Since launching Emotion Sense, I have received a number of e-mails from people who would like to conduct studies or build apps that collect similar kinds of data:
- Momentary Survey Responses: answers to questions about the moment that the person is in. How happy are you? How focused are you? Where are you? Or, indeed, any of the other kinds of questions that are typical of the experience sampling method.
- Smartphone Sensor Data: it is increasingly well-known that smartphones have a variety of sensors that can be used to characterise a person’s behaviour and environment. Here is a paper (pdf) that I wrote about that very topic. What are a participant’s GPS coordinates? What are their calling and texting patterns like? And so on.
The main challenge, however, is building this kind of software. This takes time, money, and a lot of programming/design effort: precious resources that are not widely available. Moreover, it is impossible to ‘use’ the Emotion Sense app for anything other than what it was built to do: collect data about positive/negative mood (via the very specific questions that we have chosen) while taking users who download the app on what we have called a ‘journey of discovery,’ as they unlock feedback screens while they use the app.
In essence, Emotion Sense isn’t useful for others who are interested in doing similar kinds of research. There are two directions that I can take this: (a) building new, specific apps on a case-by-case basis, or (b) building a new, generic app that tries to suit the broad needs behind doing this kind of research. While I am pursuing both of these paths, this post is about the second, (b).

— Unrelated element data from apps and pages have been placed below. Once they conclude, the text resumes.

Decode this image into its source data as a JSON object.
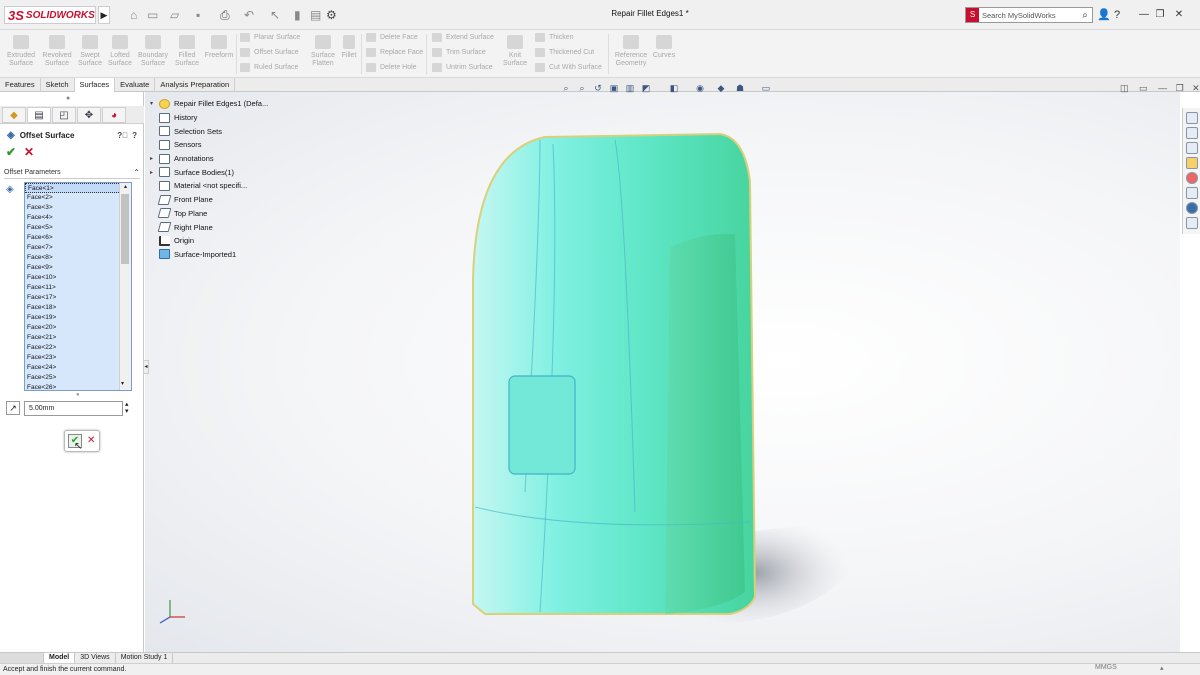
{
  "app": {
    "logo_mark": "3S",
    "logo_text": "SOLIDWORKS",
    "document_title": "Repair Fillet Edges1 *"
  },
  "search": {
    "placeholder": "Search MySolidWorks"
  },
  "ribbon": {
    "buttons": [
      {
        "id": "extruded",
        "label": "Extruded\nSurface"
      },
      {
        "id": "revolved",
        "label": "Revolved\nSurface"
      },
      {
        "id": "swept",
        "label": "Swept\nSurface"
      },
      {
        "id": "lofted",
        "label": "Lofted\nSurface"
      },
      {
        "id": "boundary",
        "label": "Boundary\nSurface"
      },
      {
        "id": "filled",
        "label": "Filled\nSurface"
      },
      {
        "id": "freeform",
        "label": "Freeform"
      }
    ],
    "group1": [
      "Planar Surface",
      "Offset Surface",
      "Ruled Surface"
    ],
    "flatten": "Surface\nFlatten",
    "fillet": "Fillet",
    "group2": [
      "Delete Face",
      "Replace Face",
      "Delete Hole"
    ],
    "group3": [
      "Extend Surface",
      "Trim Surface",
      "Untrim Surface"
    ],
    "knit": "Knit\nSurface",
    "group4": [
      "Thicken",
      "Thickened Cut",
      "Cut With Surface"
    ],
    "refgeom": "Reference\nGeometry",
    "curves": "Curves"
  },
  "command_tabs": [
    "Features",
    "Sketch",
    "Surfaces",
    "Evaluate",
    "Analysis Preparation"
  ],
  "property_manager": {
    "title": "Offset Surface",
    "section": "Offset Parameters",
    "faces": [
      "Face<1>",
      "Face<2>",
      "Face<3>",
      "Face<4>",
      "Face<5>",
      "Face<6>",
      "Face<7>",
      "Face<8>",
      "Face<9>",
      "Face<10>",
      "Face<11>",
      "Face<17>",
      "Face<18>",
      "Face<19>",
      "Face<20>",
      "Face<21>",
      "Face<22>",
      "Face<23>",
      "Face<24>",
      "Face<25>",
      "Face<26>"
    ],
    "distance": "5.00mm"
  },
  "tree": {
    "root": "Repair Fillet Edges1  (Defa...",
    "items": [
      {
        "label": "History",
        "expand": ""
      },
      {
        "label": "Selection Sets",
        "expand": ""
      },
      {
        "label": "Sensors",
        "expand": ""
      },
      {
        "label": "Annotations",
        "expand": "▸"
      },
      {
        "label": "Surface Bodies(1)",
        "expand": "▸"
      },
      {
        "label": "Material <not specifi...",
        "expand": ""
      },
      {
        "label": "Front Plane",
        "expand": ""
      },
      {
        "label": "Top Plane",
        "expand": ""
      },
      {
        "label": "Right Plane",
        "expand": ""
      },
      {
        "label": "Origin",
        "expand": ""
      },
      {
        "label": "Surface-Imported1",
        "expand": ""
      }
    ]
  },
  "bottom_tabs": [
    "Model",
    "3D Views",
    "Motion Study 1"
  ],
  "status": {
    "message": "Accept and finish the current command.",
    "units": "MMGS"
  }
}
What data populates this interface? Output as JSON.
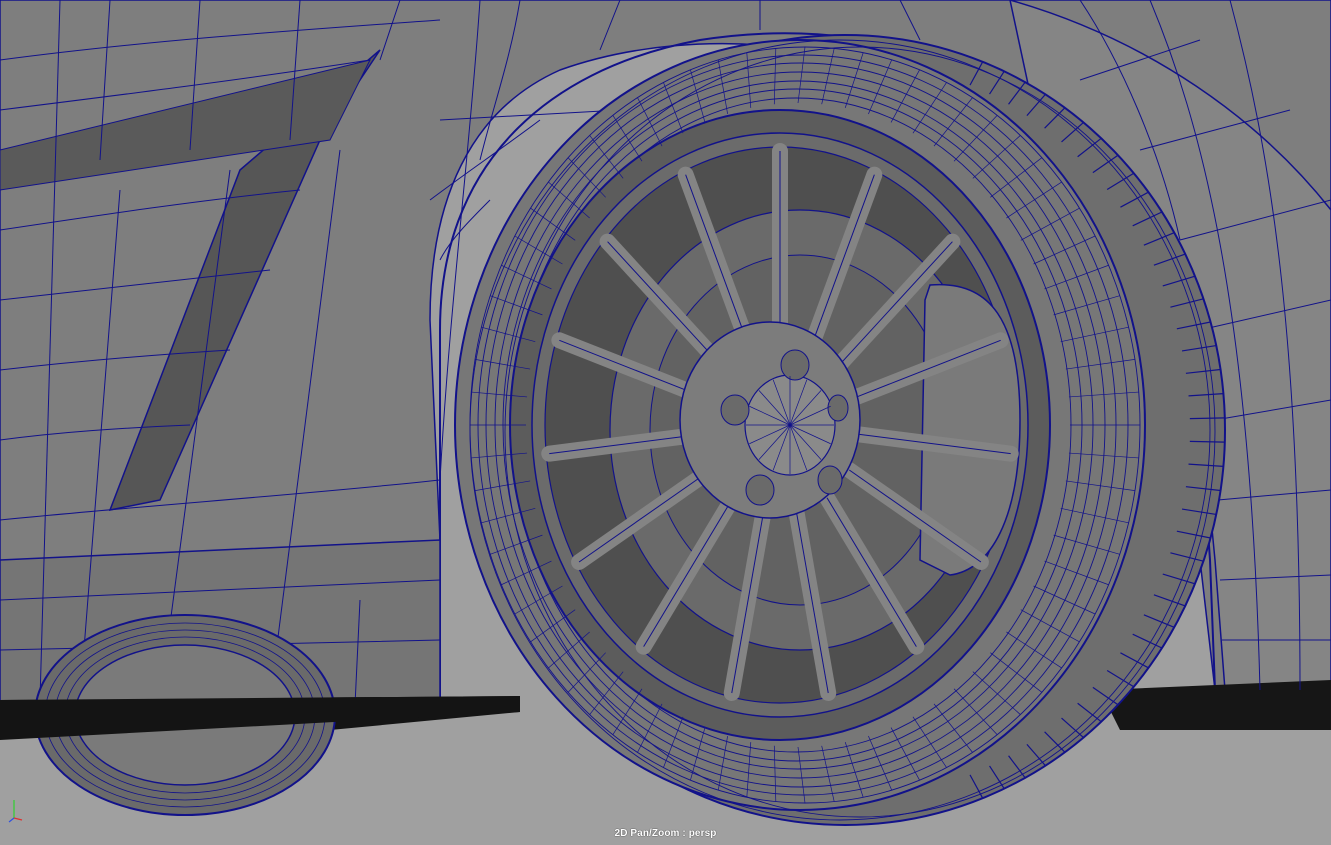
{
  "viewport": {
    "hud_label": "2D Pan/Zoom : persp",
    "camera_name": "persp",
    "display_mode": "wireframe-on-shaded"
  },
  "gizmo": {
    "axes": [
      "x",
      "y",
      "z"
    ],
    "icon": "axis-gizmo-icon"
  },
  "colors": {
    "background": "#a0a0a0",
    "surface": "#7f7f7f",
    "surface_dark": "#5e5e5e",
    "surface_light": "#8c8c8c",
    "shadow": "#1a1a1a",
    "wireframe": "#12128a",
    "axis_x": "#e03030",
    "axis_y": "#30d030",
    "axis_z": "#3050e0"
  }
}
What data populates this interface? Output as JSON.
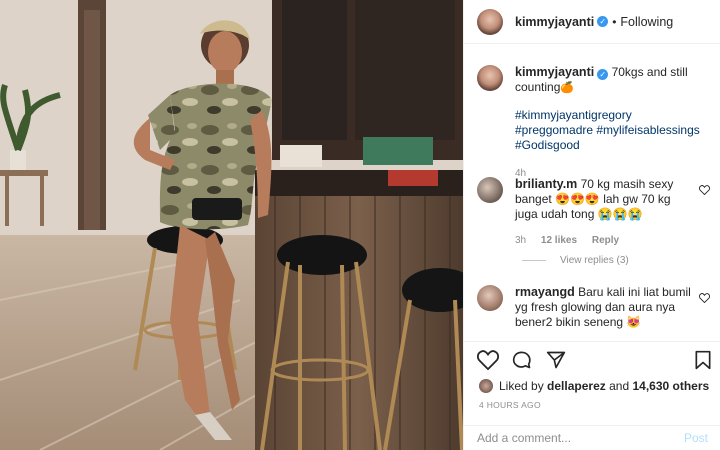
{
  "header": {
    "username": "kimmyjayanti",
    "separator": "•",
    "follow_label": "Following"
  },
  "caption": {
    "username": "kimmyjayanti",
    "text": "70kgs and still counting",
    "emoji": "🍊",
    "hashtags": "#kimmyjayantigregory #preggomadre #mylifeisablessings #Godisgood",
    "time": "4h"
  },
  "comments": [
    {
      "username": "brilianty.m",
      "text": "70 kg masih sexy banget 😍😍😍 lah gw 70 kg juga udah tong 😭😭😭",
      "time": "3h",
      "likes": "12 likes",
      "reply": "Reply"
    },
    {
      "username": "rmayangd",
      "text": "Baru kali ini liat bumil yg fresh glowing dan aura nya bener2 bikin seneng 😻"
    }
  ],
  "view_replies": "View replies (3)",
  "likes": {
    "prefix": "Liked by",
    "user": "dellaperez",
    "and": "and",
    "count": "14,630 others"
  },
  "posted_ago": "4 HOURS AGO",
  "comment_box": {
    "placeholder": "Add a comment...",
    "post_label": "Post"
  },
  "icons": [
    "verified-icon",
    "heart-icon",
    "comment-icon",
    "share-icon",
    "bookmark-icon"
  ],
  "colors": {
    "link": "#003569",
    "verified": "#3897f0",
    "muted": "#8e8e8e",
    "post_disabled": "#b2dffc"
  }
}
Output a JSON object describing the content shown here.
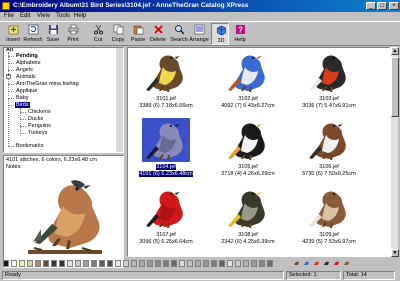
{
  "window": {
    "title": "C:\\Embroidery Album\\31 Bird Series\\3104.jef - AnneTheGran Catalog XPress",
    "min_glyph": "_",
    "max_glyph": "□",
    "close_glyph": "×"
  },
  "menu": [
    "File",
    "Edit",
    "View",
    "Tools",
    "Help"
  ],
  "toolbar": [
    {
      "label": "Insert",
      "icon": "insert-icon"
    },
    {
      "label": "Refresh",
      "icon": "refresh-icon"
    },
    {
      "label": "Save",
      "icon": "save-icon"
    },
    {
      "label": "Print",
      "icon": "print-icon"
    },
    {
      "label": "Cut",
      "icon": "cut-icon"
    },
    {
      "label": "Copy",
      "icon": "copy-icon"
    },
    {
      "label": "Paste",
      "icon": "paste-icon"
    },
    {
      "label": "Delete",
      "icon": "delete-icon"
    },
    {
      "label": "Search",
      "icon": "search-icon"
    },
    {
      "label": "Arrange",
      "icon": "arrange-icon"
    },
    {
      "label": "3D",
      "icon": "3d-icon"
    },
    {
      "label": "Help",
      "icon": "help-icon"
    }
  ],
  "tree": {
    "root": "All",
    "items": [
      "Pending",
      "Alphabets",
      "Angels",
      "Animals",
      "AnnTheGran mina bishag",
      "Applique",
      "Baby",
      "Birds"
    ],
    "children": [
      "Chickens",
      "Ducks",
      "Penguins",
      "Turkeys"
    ],
    "last": "Bookmarks",
    "selected": "Birds"
  },
  "info": {
    "stats": "4101 stitches, 6 colors, 6.23x6.48 cm",
    "notes_label": "Notes:"
  },
  "thumbnails": [
    {
      "name": "3101.jef",
      "stats": "3389 (6) 7.18x6.66cm",
      "colors": {
        "body": "#6a4a2a",
        "belly": "#f0d84a",
        "accent": "#2a2a2a"
      }
    },
    {
      "name": "3102.jef",
      "stats": "4092 (7) 6.43x6.27cm",
      "colors": {
        "body": "#3a6ad0",
        "belly": "#e8e8f0",
        "accent": "#b05a2a"
      }
    },
    {
      "name": "3103.jef",
      "stats": "3036 (7) 5.47x6.91cm",
      "colors": {
        "body": "#2a2a2a",
        "belly": "#d83a1a",
        "accent": "#e8e8e8"
      }
    },
    {
      "name": "3104.jef",
      "stats": "4101 (6) 6.23x6.48cm",
      "colors": {
        "body": "#8a8ab8",
        "belly": "#6a6a90",
        "accent": "#1a1a40"
      }
    },
    {
      "name": "3105.jef",
      "stats": "2718 (4) 4.26x6.29cm",
      "colors": {
        "body": "#1a1a1a",
        "belly": "#f2f2f2",
        "accent": "#e8a020"
      }
    },
    {
      "name": "3106.jef",
      "stats": "5730 (5) 7.50x6.25cm",
      "colors": {
        "body": "#7a4a2a",
        "belly": "#f0f0f0",
        "accent": "#2a2a2a"
      }
    },
    {
      "name": "3107.jef",
      "stats": "3096 (5) 6.25x6.64cm",
      "colors": {
        "body": "#d01818",
        "belly": "#b01010",
        "accent": "#1a1a1a"
      }
    },
    {
      "name": "3108.jef",
      "stats": "2342 (6) 4.25x6.39cm",
      "colors": {
        "body": "#3a3a2a",
        "belly": "#9a9a8a",
        "accent": "#e0c020"
      }
    },
    {
      "name": "3109.jef",
      "stats": "4239 (5) 7.53x6.97cm",
      "colors": {
        "body": "#8a5a3a",
        "belly": "#d8c0a0",
        "accent": "#e8e0d0"
      }
    }
  ],
  "selected_index": 3,
  "palette": [
    "#1a1a1a",
    "#ffffff",
    "#f4f0a0",
    "#d8d0a0",
    "#b09060",
    "#6a4a2a",
    "#3a3a2a",
    "#2a3a2a",
    "#e0e0e0",
    "#c8c8c8",
    "#a0a0a0",
    "#808080",
    "#606060",
    "#505050",
    "#e8e8e8",
    "#d0d0d0",
    "#b8b8b8",
    "#a8a8a8",
    "#989898",
    "#888888",
    "#787878",
    "#686868",
    "#dcdcdc",
    "#c4c4c4",
    "#acacac",
    "#949494",
    "#7c7c7c",
    "#646464",
    "#e4e4e4",
    "#cccccc",
    "#b4b4b4",
    "#9c9c9c",
    "#848484",
    "#6c6c6c"
  ],
  "status": {
    "ready": "Ready",
    "selected": "Selected: 1",
    "total": "Total: 14"
  }
}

I have spent a few months working on a new app: Easy M. The app essentially takes all of the pieces of the Emotion Sense puzzle (indeed, it also uses the same open-source code) but has reshuffled everything into an app that can suit others’ needs. The idea behind this was to build an app much like the fantastic MyExperience toolkit, which unfortunately is only available for ‘old’ Windows Mobile devices.
The Easy M app is now online on the app store, and we are soon going to launch the first studies that use this tool. The way this works is (hopefully) simple: your users download the app, put in a code for your study, review what it is they are joining (in terms of data collection) and after giving their consent, the app automatically reconfigures itself to do everything you need: ask the questions that you want, and collect the sensor data that you would like to focus on. Once your study has run its course, the app logs your users out of the study and makes sure that any pending data gets sent up to the servers.
The online documentation includes most of the details about what this app can and cannot do. In particular, there is currently no way for you to use the tool without getting in touch with me, so that I can set up the appropriate configuration files for your needs; the data also comes to our servers to then be transferred to you. As I develop the tool, I hope to add many of the missing bits — for now, I’m interested in hearing from you if this is the kind of tool that you would like to use in your research.